Back in 1999, computer experts widely believed that hardware and software systems would fail as the clocks rolled over to the year 2000 because computers and other devices, which used only two digits to represent the year, would mistake the year 2000 for the year 1900. In the end, however, the so-called “millennium bug” caused few problems, because a lot of companies had anticipated the turn of the millennium with all possible resources. The computer software business was booming at the time. There were lots of new jobs. Granted, most of them were repetitive and rote programming and testing jobs, but jobs nontheless. Freshly graduated students were sent off to bootcamps to become ruthless programmers. I still dream about riding dinosaurs while yelling Cobol commands at them – but I digress. There also was a high demand for testers. A wide range of different people were transformed into software testers. Finally, companies were acknowledging the need for testing. Great! But apparently, not all testing (and programming, for that matter) was up to standard.

Now I don’t know the exact processing happening at Symantec or in the DSVG bank terminals, but this indeed looks like a sibling of that good old millennium bug.
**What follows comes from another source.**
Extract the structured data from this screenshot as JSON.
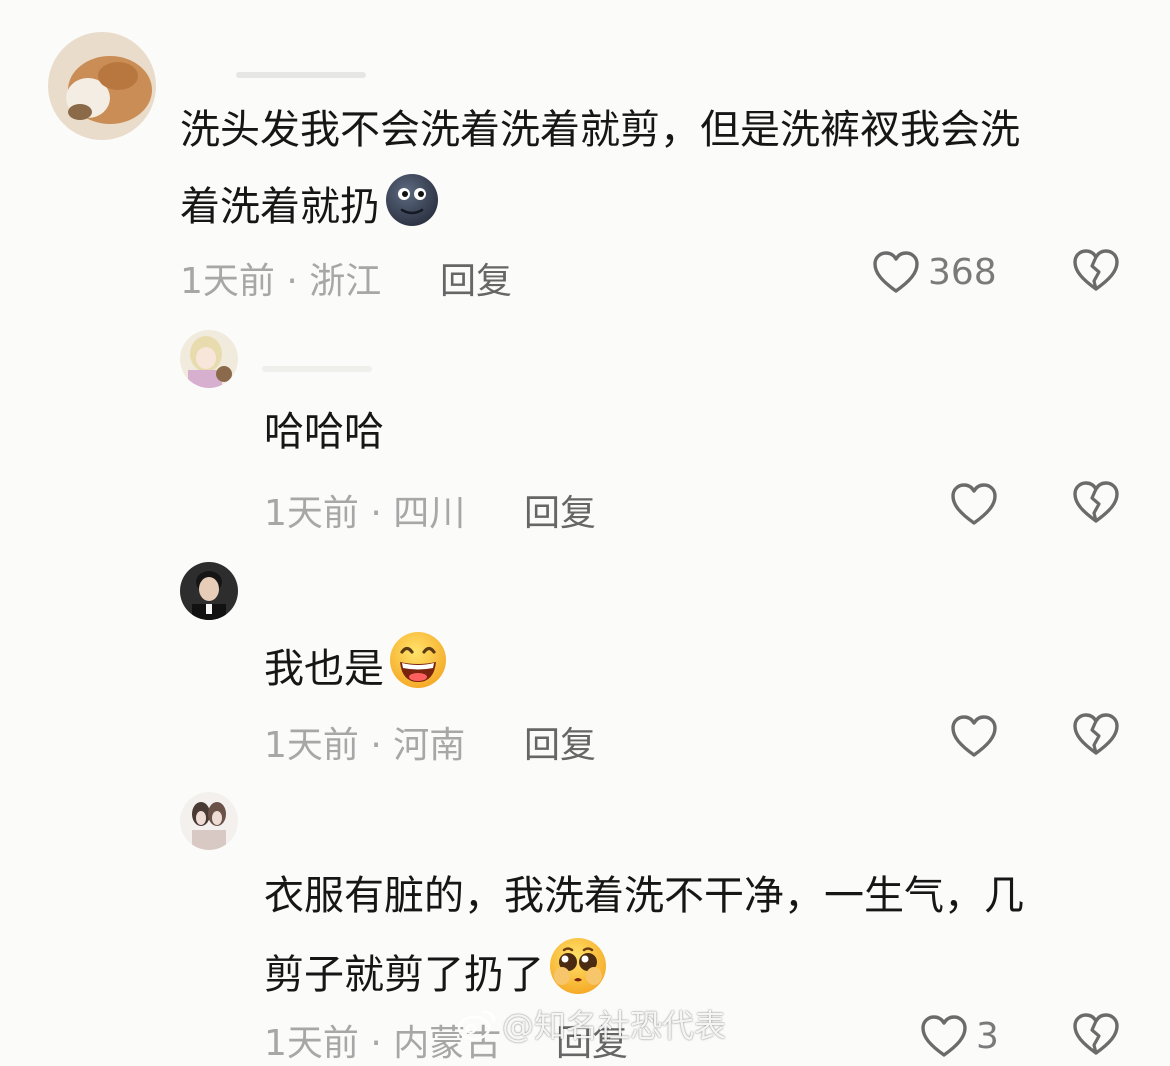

Maybe this was the result of a cheap and dirty Y2K bug fix where programmers put in a simple if <10 = 20xx otherwise the date is 19xx. In that case, this unwanted emergent behaviour doesn’t seem too hard to detect. Or does it? My 2 cent’s worth: this is what you get when performing scripted testing based on poorly thought-out boundary value analysis (aka domain testing) without exploring the software to know more about the risks. Or maybe they did explore, but they were only focused on that one known boundary called 2000. In both cases, testers failed to acknowledge other boundaries in the software that maybe simple talks with the developers would have detected anyhow. Michael Bolton talked about this in his Eurostar tutorial this year: the actual boundaries in a system may not be the ones we are told about – that’s why we need to explore. He also wrote this interesting article (pdf) on domain testing in Better Software magazine.